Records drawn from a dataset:
◇ ◇ ◇ ◇

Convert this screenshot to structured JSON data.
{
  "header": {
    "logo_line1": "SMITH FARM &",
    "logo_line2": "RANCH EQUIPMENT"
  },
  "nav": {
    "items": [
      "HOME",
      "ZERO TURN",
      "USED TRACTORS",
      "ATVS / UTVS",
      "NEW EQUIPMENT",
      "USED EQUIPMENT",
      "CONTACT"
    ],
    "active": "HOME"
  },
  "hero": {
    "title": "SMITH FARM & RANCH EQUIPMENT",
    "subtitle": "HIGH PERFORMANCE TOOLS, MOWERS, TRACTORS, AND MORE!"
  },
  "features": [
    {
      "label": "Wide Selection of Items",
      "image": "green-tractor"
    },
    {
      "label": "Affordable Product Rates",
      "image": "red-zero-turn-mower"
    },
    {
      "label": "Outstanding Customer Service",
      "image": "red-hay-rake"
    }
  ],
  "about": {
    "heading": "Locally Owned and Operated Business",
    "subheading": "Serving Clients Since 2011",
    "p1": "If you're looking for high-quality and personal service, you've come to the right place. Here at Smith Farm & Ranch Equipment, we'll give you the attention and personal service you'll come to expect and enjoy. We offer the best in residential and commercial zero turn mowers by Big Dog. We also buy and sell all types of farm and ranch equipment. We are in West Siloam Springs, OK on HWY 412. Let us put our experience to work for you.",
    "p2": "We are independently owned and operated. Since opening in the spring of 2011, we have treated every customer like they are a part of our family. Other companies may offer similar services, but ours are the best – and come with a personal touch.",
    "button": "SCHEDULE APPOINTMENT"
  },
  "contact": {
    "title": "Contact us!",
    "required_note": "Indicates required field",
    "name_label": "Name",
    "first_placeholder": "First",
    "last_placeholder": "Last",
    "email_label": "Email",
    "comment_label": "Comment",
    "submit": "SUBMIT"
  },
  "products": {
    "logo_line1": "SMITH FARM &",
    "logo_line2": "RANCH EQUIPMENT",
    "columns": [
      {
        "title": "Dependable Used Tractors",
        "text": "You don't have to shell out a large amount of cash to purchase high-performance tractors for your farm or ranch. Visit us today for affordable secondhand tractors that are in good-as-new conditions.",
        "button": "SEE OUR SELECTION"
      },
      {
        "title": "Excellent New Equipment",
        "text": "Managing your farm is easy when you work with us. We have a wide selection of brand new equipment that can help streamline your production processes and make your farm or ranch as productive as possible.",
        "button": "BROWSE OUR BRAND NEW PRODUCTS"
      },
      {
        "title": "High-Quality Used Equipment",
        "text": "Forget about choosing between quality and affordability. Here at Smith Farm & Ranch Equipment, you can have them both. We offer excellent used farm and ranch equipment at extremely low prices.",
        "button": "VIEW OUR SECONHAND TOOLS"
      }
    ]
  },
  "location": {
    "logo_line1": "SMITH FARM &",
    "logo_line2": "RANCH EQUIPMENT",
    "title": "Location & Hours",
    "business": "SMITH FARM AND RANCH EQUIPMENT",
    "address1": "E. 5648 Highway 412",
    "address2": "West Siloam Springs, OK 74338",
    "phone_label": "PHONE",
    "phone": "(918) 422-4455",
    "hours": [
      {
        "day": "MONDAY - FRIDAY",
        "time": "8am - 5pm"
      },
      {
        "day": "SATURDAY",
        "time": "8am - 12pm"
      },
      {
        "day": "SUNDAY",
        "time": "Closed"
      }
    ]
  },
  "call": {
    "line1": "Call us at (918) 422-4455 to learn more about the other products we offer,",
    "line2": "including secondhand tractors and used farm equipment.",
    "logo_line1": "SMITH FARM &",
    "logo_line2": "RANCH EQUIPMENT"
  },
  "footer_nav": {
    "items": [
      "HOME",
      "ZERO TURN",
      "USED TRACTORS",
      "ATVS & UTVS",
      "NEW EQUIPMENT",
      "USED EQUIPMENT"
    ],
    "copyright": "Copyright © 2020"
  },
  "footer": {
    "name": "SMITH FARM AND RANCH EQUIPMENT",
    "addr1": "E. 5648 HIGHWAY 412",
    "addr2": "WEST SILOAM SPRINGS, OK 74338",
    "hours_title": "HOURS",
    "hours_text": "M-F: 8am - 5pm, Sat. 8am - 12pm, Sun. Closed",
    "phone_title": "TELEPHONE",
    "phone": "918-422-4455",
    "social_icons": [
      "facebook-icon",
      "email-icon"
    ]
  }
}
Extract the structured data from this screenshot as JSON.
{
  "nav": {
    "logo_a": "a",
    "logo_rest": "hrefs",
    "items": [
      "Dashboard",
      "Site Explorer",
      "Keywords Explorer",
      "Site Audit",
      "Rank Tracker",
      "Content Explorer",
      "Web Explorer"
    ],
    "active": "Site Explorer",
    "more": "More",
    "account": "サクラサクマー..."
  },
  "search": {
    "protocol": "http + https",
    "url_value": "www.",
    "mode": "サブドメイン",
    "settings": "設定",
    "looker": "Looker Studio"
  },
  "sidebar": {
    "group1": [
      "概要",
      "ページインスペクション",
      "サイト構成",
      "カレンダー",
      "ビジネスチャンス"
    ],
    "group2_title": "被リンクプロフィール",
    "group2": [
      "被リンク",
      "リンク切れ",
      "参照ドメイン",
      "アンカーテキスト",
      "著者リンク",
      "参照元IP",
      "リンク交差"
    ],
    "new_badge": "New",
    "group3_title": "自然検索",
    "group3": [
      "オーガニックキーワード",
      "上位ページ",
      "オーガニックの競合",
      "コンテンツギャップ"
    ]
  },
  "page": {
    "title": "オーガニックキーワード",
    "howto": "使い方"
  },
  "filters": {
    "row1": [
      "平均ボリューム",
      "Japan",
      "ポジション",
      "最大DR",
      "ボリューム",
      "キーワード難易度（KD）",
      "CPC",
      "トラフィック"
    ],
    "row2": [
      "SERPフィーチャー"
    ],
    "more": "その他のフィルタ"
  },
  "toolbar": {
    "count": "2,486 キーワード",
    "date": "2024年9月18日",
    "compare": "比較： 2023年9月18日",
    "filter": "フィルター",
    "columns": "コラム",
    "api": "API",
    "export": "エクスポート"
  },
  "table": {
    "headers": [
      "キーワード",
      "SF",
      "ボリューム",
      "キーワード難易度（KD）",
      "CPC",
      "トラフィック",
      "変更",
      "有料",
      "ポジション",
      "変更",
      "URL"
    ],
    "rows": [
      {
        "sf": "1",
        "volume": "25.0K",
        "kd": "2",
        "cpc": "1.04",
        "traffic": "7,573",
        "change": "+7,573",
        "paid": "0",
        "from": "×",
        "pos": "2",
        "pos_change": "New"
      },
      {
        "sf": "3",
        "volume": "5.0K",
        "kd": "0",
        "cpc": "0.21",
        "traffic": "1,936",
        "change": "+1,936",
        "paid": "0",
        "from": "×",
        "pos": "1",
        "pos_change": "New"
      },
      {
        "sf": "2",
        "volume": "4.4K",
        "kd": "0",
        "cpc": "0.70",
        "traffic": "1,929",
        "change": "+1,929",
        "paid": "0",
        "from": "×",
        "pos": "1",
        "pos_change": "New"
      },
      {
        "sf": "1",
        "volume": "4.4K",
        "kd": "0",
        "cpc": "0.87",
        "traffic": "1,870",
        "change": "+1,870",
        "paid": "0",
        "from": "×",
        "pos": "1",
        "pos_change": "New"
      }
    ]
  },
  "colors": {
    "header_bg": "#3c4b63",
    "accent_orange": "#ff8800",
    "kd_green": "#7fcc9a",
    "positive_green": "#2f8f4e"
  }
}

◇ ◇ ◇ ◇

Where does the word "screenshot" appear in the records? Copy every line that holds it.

:: Answer space ::
Convert this screenshot to structured JSON data.
Extract the structured data from this screenshot as JSON.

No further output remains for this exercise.